Records shown Start Marker
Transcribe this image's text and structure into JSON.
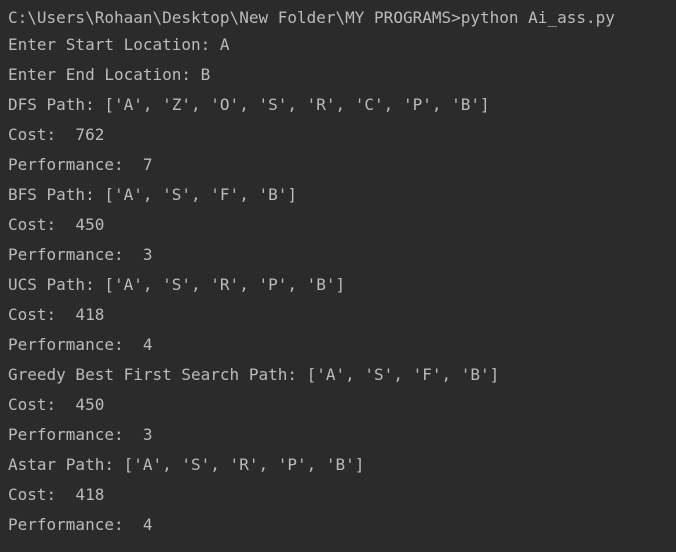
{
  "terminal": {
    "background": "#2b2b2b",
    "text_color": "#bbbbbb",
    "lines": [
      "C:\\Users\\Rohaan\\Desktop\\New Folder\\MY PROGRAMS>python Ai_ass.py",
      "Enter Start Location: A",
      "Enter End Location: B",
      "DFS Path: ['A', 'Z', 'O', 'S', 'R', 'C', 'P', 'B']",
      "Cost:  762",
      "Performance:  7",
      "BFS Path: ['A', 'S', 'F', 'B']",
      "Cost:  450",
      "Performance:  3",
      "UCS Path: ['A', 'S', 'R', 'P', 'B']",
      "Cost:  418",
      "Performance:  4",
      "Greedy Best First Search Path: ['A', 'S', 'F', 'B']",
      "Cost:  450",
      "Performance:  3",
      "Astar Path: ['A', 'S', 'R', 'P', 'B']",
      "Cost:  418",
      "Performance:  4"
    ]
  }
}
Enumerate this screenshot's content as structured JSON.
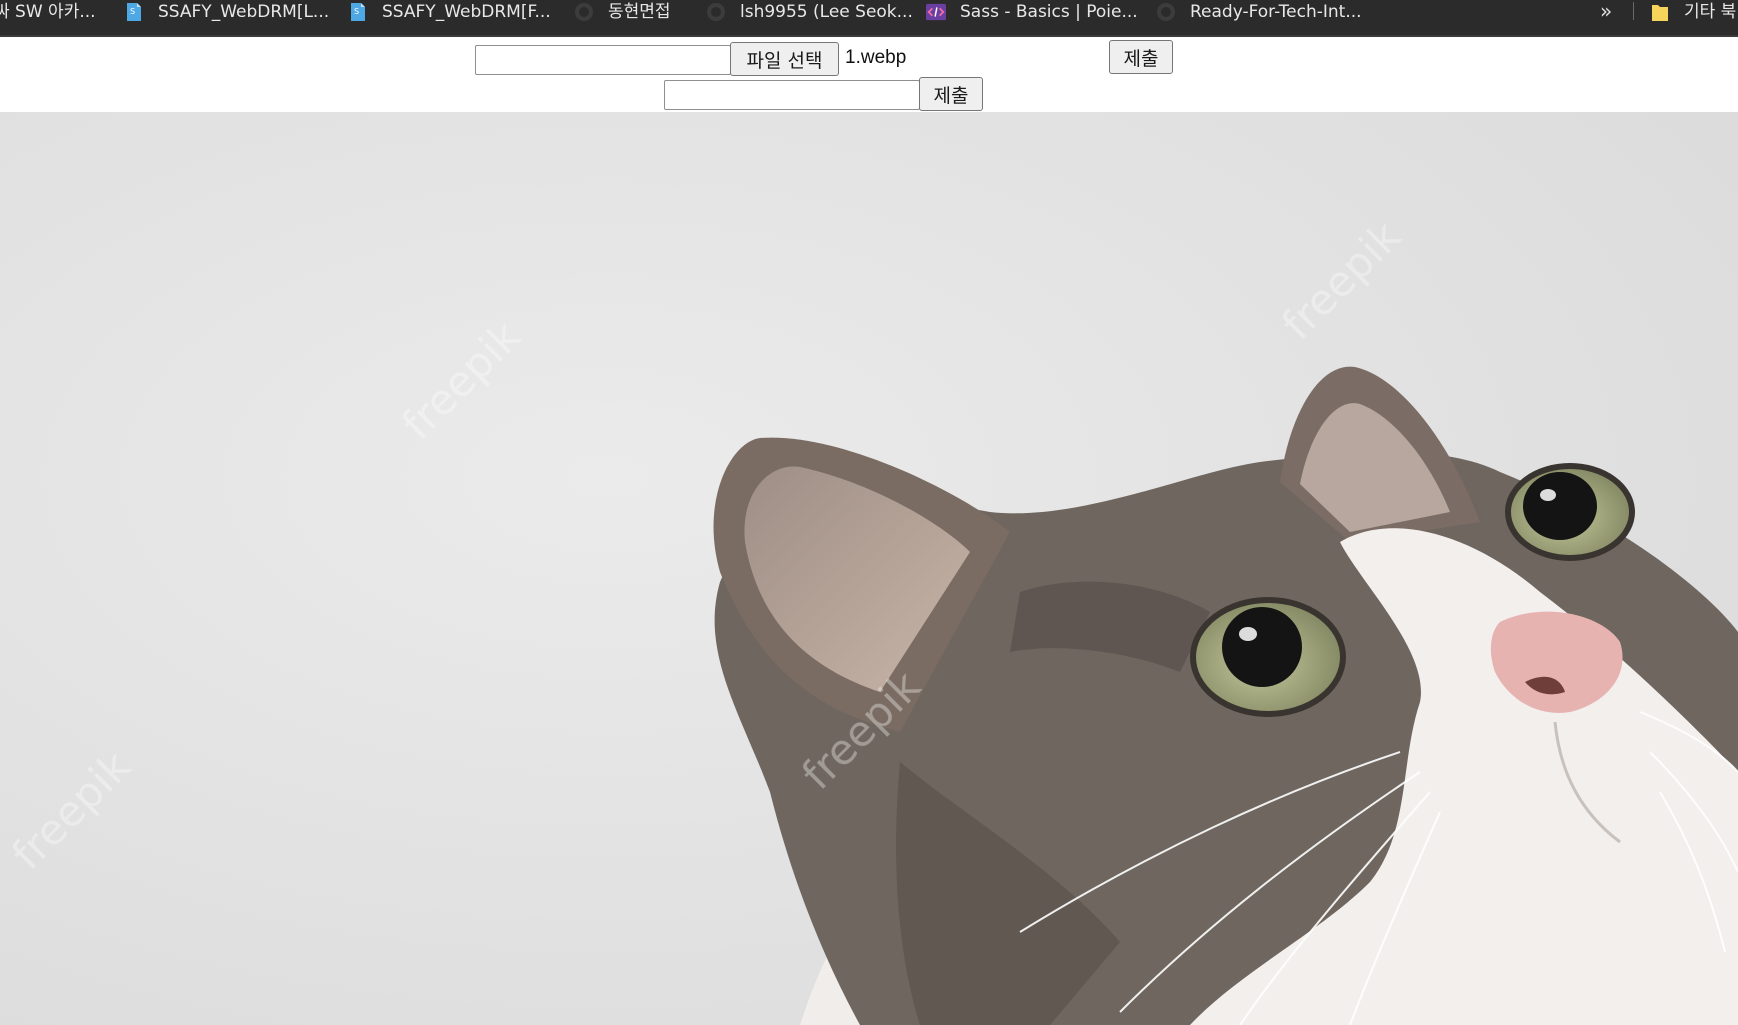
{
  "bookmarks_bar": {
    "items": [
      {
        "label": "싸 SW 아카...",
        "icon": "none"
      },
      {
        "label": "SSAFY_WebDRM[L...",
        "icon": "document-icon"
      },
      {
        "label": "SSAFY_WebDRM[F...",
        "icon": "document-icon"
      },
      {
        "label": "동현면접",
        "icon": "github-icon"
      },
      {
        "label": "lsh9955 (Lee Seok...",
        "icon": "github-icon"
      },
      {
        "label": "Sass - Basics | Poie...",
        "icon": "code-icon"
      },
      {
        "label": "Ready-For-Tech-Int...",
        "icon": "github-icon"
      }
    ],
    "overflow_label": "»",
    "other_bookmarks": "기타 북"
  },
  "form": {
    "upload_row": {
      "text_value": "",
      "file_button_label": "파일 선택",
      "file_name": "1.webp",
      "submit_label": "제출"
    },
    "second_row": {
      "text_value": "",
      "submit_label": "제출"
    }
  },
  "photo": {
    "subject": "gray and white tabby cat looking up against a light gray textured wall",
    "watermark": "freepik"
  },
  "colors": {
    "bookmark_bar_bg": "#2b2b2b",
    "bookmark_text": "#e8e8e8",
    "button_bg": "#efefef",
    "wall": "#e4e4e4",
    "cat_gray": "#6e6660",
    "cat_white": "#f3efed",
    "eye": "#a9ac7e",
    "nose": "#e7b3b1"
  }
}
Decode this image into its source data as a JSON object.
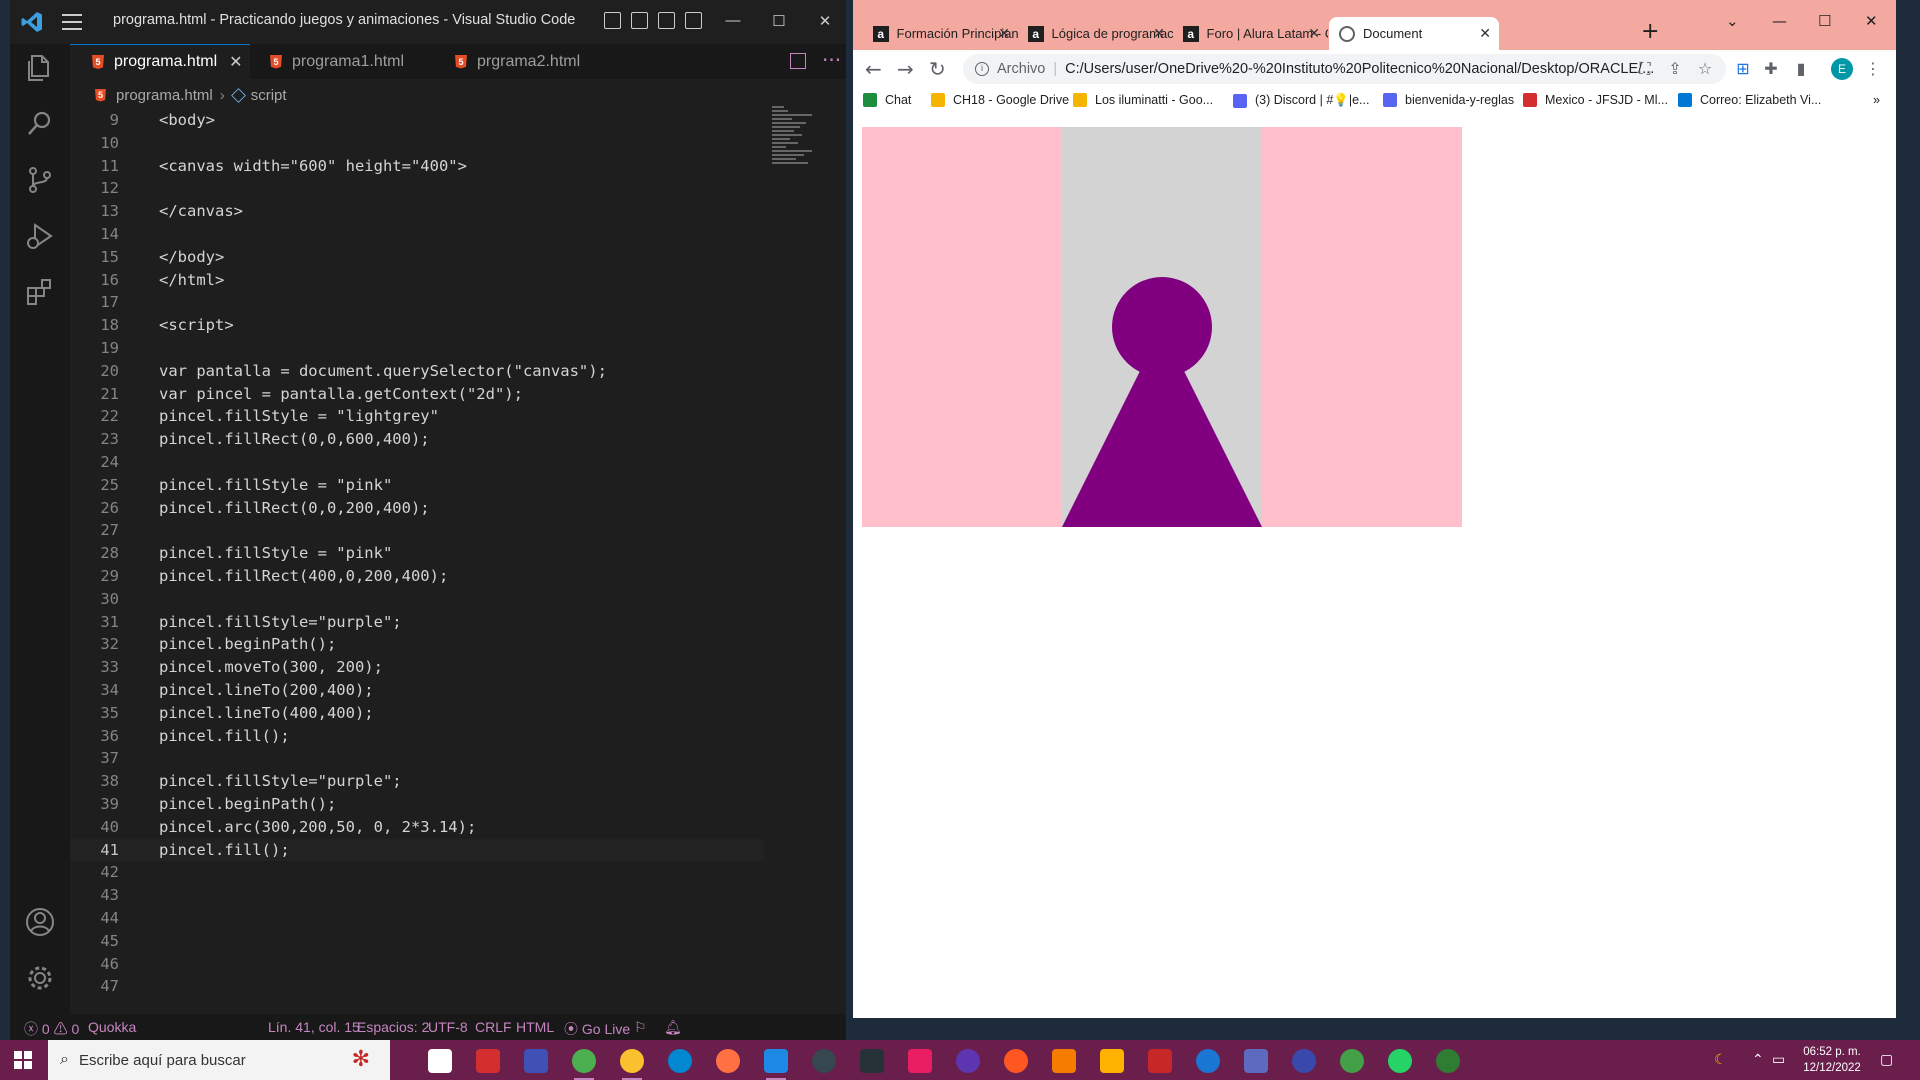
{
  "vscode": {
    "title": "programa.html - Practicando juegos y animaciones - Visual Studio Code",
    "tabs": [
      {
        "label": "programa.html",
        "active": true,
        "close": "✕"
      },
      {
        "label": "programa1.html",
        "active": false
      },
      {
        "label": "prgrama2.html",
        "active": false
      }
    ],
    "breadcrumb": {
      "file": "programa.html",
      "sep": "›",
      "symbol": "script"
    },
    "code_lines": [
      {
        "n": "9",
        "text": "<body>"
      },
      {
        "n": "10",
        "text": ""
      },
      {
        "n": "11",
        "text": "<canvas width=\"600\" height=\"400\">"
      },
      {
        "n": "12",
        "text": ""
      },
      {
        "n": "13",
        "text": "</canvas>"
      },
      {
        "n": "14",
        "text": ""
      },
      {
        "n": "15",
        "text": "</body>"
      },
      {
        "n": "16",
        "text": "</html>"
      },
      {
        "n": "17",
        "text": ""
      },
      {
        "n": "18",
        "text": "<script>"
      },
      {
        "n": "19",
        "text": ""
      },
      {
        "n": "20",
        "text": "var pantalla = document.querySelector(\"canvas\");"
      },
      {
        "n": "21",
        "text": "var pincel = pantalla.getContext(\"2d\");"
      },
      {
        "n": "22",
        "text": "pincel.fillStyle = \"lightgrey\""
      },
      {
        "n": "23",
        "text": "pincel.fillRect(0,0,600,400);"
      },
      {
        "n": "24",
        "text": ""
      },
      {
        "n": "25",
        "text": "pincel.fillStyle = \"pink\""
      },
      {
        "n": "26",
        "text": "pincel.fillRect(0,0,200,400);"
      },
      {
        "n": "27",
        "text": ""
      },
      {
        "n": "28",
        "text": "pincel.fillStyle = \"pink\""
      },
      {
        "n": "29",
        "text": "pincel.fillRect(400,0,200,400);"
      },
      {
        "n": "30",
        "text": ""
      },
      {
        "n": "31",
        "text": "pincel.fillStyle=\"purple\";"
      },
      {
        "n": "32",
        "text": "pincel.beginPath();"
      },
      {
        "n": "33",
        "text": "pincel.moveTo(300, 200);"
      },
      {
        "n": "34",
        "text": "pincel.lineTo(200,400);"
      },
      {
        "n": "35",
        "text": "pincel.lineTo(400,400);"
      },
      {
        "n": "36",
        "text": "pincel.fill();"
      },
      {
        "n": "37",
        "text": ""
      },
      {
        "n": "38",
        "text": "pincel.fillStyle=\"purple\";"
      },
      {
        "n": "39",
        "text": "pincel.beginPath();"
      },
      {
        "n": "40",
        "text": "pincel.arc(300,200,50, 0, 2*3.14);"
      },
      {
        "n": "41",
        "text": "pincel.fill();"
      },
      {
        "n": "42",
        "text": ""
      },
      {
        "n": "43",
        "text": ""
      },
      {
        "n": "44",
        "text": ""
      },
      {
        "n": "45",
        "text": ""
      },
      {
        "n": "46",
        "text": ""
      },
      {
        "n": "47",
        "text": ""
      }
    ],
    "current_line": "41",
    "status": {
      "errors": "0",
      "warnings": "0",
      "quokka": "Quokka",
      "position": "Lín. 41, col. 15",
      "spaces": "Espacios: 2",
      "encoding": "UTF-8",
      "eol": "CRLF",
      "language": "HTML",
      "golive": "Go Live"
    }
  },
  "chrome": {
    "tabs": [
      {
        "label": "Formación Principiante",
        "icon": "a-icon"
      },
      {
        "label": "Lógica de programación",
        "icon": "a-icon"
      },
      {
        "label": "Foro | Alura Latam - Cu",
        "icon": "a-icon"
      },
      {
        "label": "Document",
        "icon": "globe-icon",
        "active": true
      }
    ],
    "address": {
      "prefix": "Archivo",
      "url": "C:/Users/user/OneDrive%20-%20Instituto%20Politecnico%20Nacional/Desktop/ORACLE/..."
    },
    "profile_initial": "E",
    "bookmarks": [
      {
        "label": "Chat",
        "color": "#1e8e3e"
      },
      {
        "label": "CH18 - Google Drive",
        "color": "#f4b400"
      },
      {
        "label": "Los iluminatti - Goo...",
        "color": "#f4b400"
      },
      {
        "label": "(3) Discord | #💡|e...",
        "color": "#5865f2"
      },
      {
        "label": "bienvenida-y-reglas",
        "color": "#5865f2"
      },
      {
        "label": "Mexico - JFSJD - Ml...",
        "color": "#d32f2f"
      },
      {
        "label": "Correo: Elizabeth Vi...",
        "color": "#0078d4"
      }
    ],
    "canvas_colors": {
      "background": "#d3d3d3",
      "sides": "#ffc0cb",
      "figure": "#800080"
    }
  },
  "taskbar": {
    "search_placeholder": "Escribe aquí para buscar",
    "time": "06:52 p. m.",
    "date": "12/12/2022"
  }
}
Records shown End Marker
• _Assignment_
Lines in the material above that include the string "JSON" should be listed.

• _Written solution_
Transcribe this image's text and structure into JSON.
Enumerate this screenshot's content as structured JSON.
Decode this image into its source data as a JSON object.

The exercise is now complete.